→ Your assignment
Reproduce each entry below exactly as it appears.

→ Information supplied
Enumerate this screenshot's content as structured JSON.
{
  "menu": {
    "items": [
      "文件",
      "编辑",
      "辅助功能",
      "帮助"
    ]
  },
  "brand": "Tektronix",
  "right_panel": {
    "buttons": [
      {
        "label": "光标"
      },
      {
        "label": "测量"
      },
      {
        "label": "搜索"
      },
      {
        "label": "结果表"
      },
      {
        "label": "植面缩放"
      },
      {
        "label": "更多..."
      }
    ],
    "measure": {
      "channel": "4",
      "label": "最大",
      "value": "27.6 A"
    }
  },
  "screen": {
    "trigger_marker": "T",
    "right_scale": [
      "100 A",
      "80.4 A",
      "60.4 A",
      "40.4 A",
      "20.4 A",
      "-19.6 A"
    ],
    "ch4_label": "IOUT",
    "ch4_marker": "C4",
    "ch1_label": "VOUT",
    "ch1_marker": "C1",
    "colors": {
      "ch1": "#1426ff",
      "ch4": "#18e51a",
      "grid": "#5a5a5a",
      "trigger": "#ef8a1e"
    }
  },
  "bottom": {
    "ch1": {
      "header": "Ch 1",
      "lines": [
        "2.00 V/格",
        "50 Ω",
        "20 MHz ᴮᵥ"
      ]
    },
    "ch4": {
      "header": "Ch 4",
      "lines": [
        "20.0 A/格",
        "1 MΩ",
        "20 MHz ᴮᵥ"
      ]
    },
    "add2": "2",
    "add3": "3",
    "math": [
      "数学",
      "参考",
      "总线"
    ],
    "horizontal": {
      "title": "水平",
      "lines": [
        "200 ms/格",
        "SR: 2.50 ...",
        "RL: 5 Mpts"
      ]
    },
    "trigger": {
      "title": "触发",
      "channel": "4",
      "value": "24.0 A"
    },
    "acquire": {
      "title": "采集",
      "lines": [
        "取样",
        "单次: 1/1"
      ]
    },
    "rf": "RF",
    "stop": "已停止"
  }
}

→ Exercise result
Enumerate this screenshot's content as structured JSON.
{
  "menu": {
    "items": [
      "文件",
      "编辑",
      "辅助功能",
      "帮助"
    ]
  },
  "brand": "Tektronix",
  "right_panel": {
    "buttons": [
      {
        "label": "光标"
      },
      {
        "label": "测量"
      },
      {
        "label": "搜索"
      },
      {
        "label": "结果表"
      },
      {
        "label": "植面缩放"
      },
      {
        "label": "更多..."
      }
    ],
    "measure": {
      "channel": "4",
      "label": "最大",
      "value": "27.6 A"
    }
  },
  "screen": {
    "trigger_marker": "T",
    "right_scale": [
      "100 A",
      "80.4 A",
      "60.4 A",
      "40.4 A",
      "20.4 A",
      "-19.6 A"
    ],
    "ch4_label": "IOUT",
    "ch4_marker": "C4",
    "ch1_label": "VOUT",
    "ch1_marker": "C1",
    "colors": {
      "ch1": "#1426ff",
      "ch4": "#18e51a",
      "grid": "#5a5a5a",
      "trigger": "#ef8a1e"
    }
  },
  "bottom": {
    "ch1": {
      "header": "Ch 1",
      "lines": [
        "2.00 V/格",
        "50 Ω",
        "20 MHz ᴮᵥ"
      ]
    },
    "ch4": {
      "header": "Ch 4",
      "lines": [
        "20.0 A/格",
        "1 MΩ",
        "20 MHz ᴮᵥ"
      ]
    },
    "add2": "2",
    "add3": "3",
    "math": [
      "数学",
      "参考",
      "总线"
    ],
    "horizontal": {
      "title": "水平",
      "lines": [
        "200 ms/格",
        "SR: 2.50 ...",
        "RL: 5 Mpts"
      ]
    },
    "trigger": {
      "title": "触发",
      "channel": "4",
      "value": "24.0 A"
    },
    "acquire": {
      "title": "采集",
      "lines": [
        "取样",
        "单次: 1/1"
      ]
    },
    "rf": "RF",
    "stop": "已停止"
  }
}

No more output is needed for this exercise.